The city of Helena is preparing for the worst, and is anticipating snow-covered streets and downed trees.
Once the snow starts falling, city officials say plow crews will begin 12-hour shifts to keep roads clear and will continue to work as needed.
For immediate road hazards, call 911. But if there is a non-emergency transportation issue, you can call the dispatch line at 447-1566.
The wet, heavy snow loads anticipated can also cause damage to trees, particularly when they’ve still got lots of leaves. This can result in broken limbs or even downed trees.
If there is a street blockage, officials ask that you call 911.
For trees affecting power lines, the point of contact should be Northwest Energy, at 467-2669.
It is important to note that the City Parks department is only involved with city boulevard and park trees.

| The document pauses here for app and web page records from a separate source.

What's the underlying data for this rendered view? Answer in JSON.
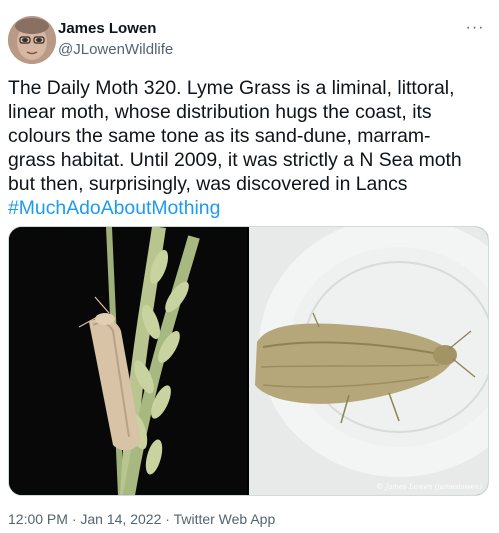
{
  "author": {
    "display_name": "James Lowen",
    "handle": "@JLowenWildlife"
  },
  "more_icon": "more-horizontal-icon",
  "tweet": {
    "text": "The Daily Moth 320. Lyme Grass is a liminal, littoral,\nlinear moth, whose distribution hugs the coast, its\ncolours the same tone as its sand-dune, marram-\ngrass habitat. Until 2009, it was strictly a N Sea moth\nbut then, surprisingly, was discovered in Lancs",
    "hashtag": "#MuchAdoAboutMothing"
  },
  "media": {
    "photo_right_credit": "© James Lowen (jameslowen)"
  },
  "meta": {
    "time": "12:00 PM",
    "separator": " · ",
    "date": "Jan 14, 2022",
    "source": "Twitter Web App"
  },
  "colors": {
    "link": "#1d9bf0",
    "secondary_text": "#536471",
    "primary_text": "#0f1419"
  }
}
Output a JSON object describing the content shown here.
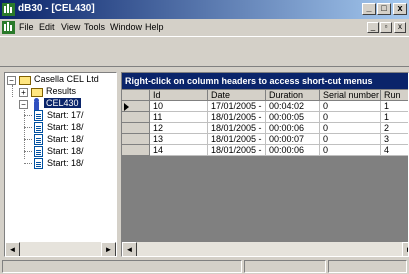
{
  "window": {
    "title": "dB30 - [CEL430]"
  },
  "titlebar_buttons": [
    "_",
    "□",
    "x"
  ],
  "menu": [
    "File",
    "Edit",
    "View",
    "Tools",
    "Window",
    "Help"
  ],
  "mdi_buttons": [
    "_",
    "▫",
    "x"
  ],
  "tree": {
    "root": "Casella CEL Ltd",
    "results": "Results",
    "device": "CEL430",
    "items": [
      "Start: 17/",
      "Start: 18/",
      "Start: 18/",
      "Start: 18/",
      "Start: 18/"
    ],
    "expand_symbol": "+",
    "collapse_symbol": "−"
  },
  "grid": {
    "caption": "Right-click on column headers to access short-cut menus",
    "columns": [
      "Id",
      "Date",
      "Duration",
      "Serial number",
      "Run"
    ],
    "rows": [
      [
        "10",
        "17/01/2005 -",
        "00:04:02",
        "0",
        "1"
      ],
      [
        "11",
        "18/01/2005 -",
        "00:00:05",
        "0",
        "1"
      ],
      [
        "12",
        "18/01/2005 -",
        "00:00:06",
        "0",
        "2"
      ],
      [
        "13",
        "18/01/2005 -",
        "00:00:07",
        "0",
        "3"
      ],
      [
        "14",
        "18/01/2005 -",
        "00:00:06",
        "0",
        "4"
      ]
    ],
    "current_row_index": 0
  },
  "scroll_arrows": {
    "left": "◄",
    "right": "►"
  }
}
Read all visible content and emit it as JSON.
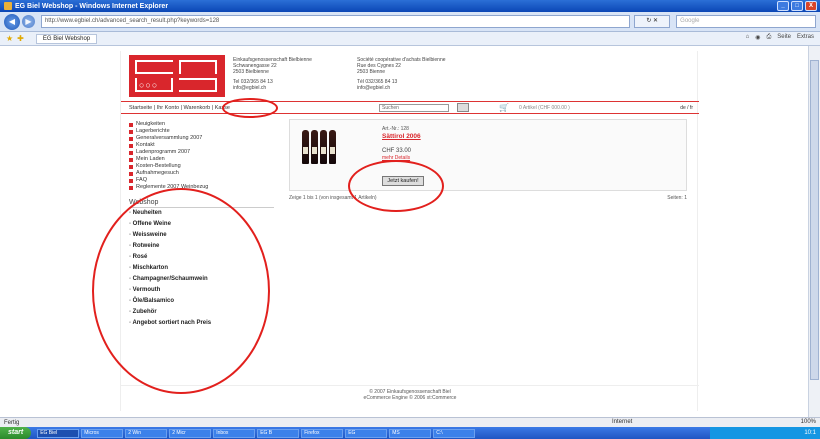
{
  "window": {
    "title": "EG Biel Webshop - Windows Internet Explorer",
    "controls": [
      "_",
      "□",
      "X"
    ]
  },
  "browser": {
    "address": "http://www.egbiel.ch/advanced_search_result.php?keywords=128",
    "go_label": "Google",
    "search_placeholder": "Google",
    "tab_label": "EG Biel Webshop",
    "tools": [
      "Seite",
      "Extras"
    ]
  },
  "site": {
    "company_left": [
      "Einkaufsgenossenschaft Bielbienne",
      "Schwanengasse 22",
      "2503 Bielbienne",
      "Tel 032/365 84 13",
      "info@egbiel.ch"
    ],
    "company_right": [
      "Société coopérative d'achats Bielbienne",
      "Rue des Cygnes 22",
      "2503 Bienne",
      "Tél 032/365 84 13",
      "info@egbiel.ch"
    ],
    "menu": "Startseite | Ihr Konto | Warenkorb | Kasse",
    "search_value": "Suchen",
    "cart_info": "0 Artikel  (CHF 000.00 )",
    "lang": "de / fr",
    "sidebar_links": [
      "Neuigkeiten",
      "Lagerberichte",
      "Generalversammlung 2007",
      "Kontakt",
      "Ladenprogramm 2007",
      "Mein Laden",
      "Kosten-Bestellung",
      "Aufnahmegesuch",
      "FAQ",
      "Reglemente 2007 Weinbezug"
    ],
    "webshop_heading": "Webshop",
    "categories": [
      "Neuheiten",
      "Offene Weine",
      "Weissweine",
      "Rotweine",
      "Rosé",
      "Mischkarton",
      "Champagner/Schaumwein",
      "Vermouth",
      "Öle/Balsamico",
      "Zubehör",
      "Angebot sortiert nach Preis"
    ],
    "product": {
      "art_no": "Art.-Nr.: 128",
      "title": "Sättirol 2006",
      "price": "CHF 33.00",
      "detail_link": "mehr Details",
      "buy_label": "Jetzt kaufen!"
    },
    "pager_left": "Zeige 1 bis 1 (von insgesamt 1 Artikeln)",
    "pager_right": "Seiten: 1",
    "footer": [
      "© 2007 Einkaufsgenossenschaft Biel",
      "eCommerce Engine © 2006 xt:Commerce"
    ]
  },
  "statusbar": {
    "left": "Fertig",
    "zone": "Internet",
    "zoom": "100%"
  },
  "taskbar": {
    "start": "start",
    "tasks": [
      "EG Biel",
      "Micros",
      "2 Win",
      "2 Micr",
      "Inbox",
      "EG B",
      "Firefox",
      "EG",
      "MS",
      "C:\\"
    ],
    "clock": "10:1"
  }
}
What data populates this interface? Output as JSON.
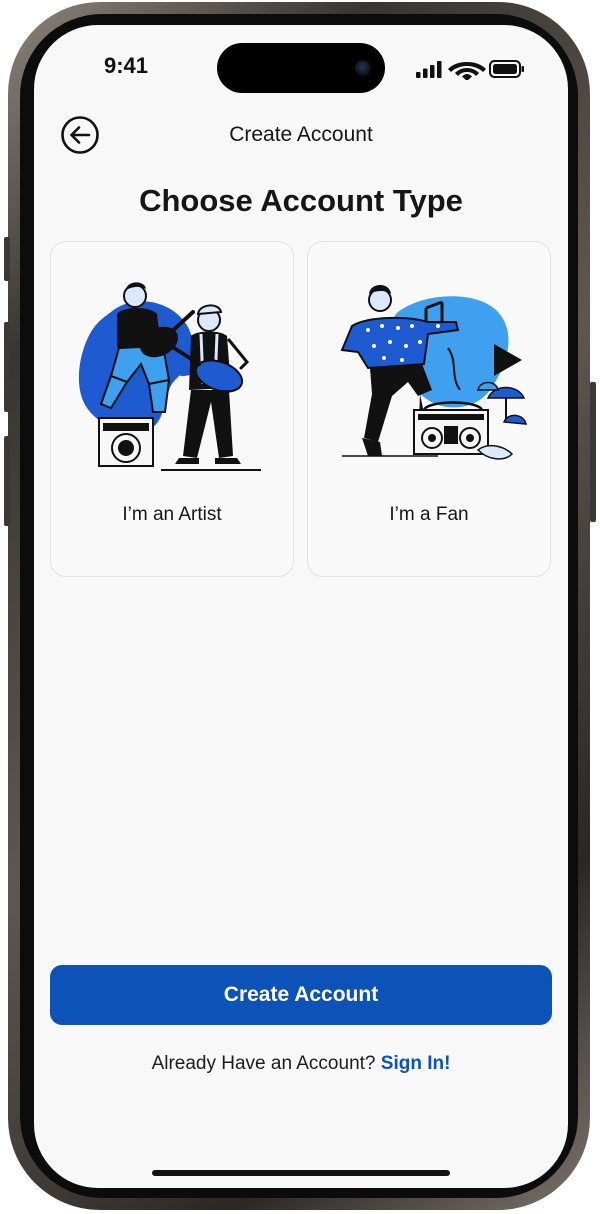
{
  "status_bar": {
    "time": "9:41"
  },
  "header": {
    "title": "Create Account",
    "back_icon": "back-arrow-circle-icon"
  },
  "main": {
    "heading": "Choose Account Type",
    "options": [
      {
        "label": "I’m an Artist",
        "illustration": "guitarists-illustration"
      },
      {
        "label": "I’m a Fan",
        "illustration": "dancing-fan-illustration"
      }
    ]
  },
  "footer": {
    "create_button_label": "Create Account",
    "signin_prompt": "Already Have an Account?",
    "signin_link": "Sign In!"
  },
  "colors": {
    "brand_blue": "#0d52b7",
    "illustration_blue": "#1e5bd0",
    "illustration_light_blue": "#3fa0f0",
    "background": "#f8f8f8"
  }
}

Trees on private property must be handled by the property owner.
And we aren’t the only ones who are anticipating a winter-like event over the next few days.
The Idaho panhandle and northwestern Wyoming are also preparing for the storm.
Meanwhile, just a bit south, there are red flag warnings and concerns for potential wildfires.
Weather service officials say the storm could be ‘’a historically significant early season snow event.’’
Up to 3 feet of snow and blizzard conditions are forecast for the plains along Montana's Rocky Mountain Front.
Meanwhile, high wind and low humidity prompted weather service officials to issue fire danger warnings in central and southeastern Wyoming yesterday.
They say any fire that develops will likely spread rapidly.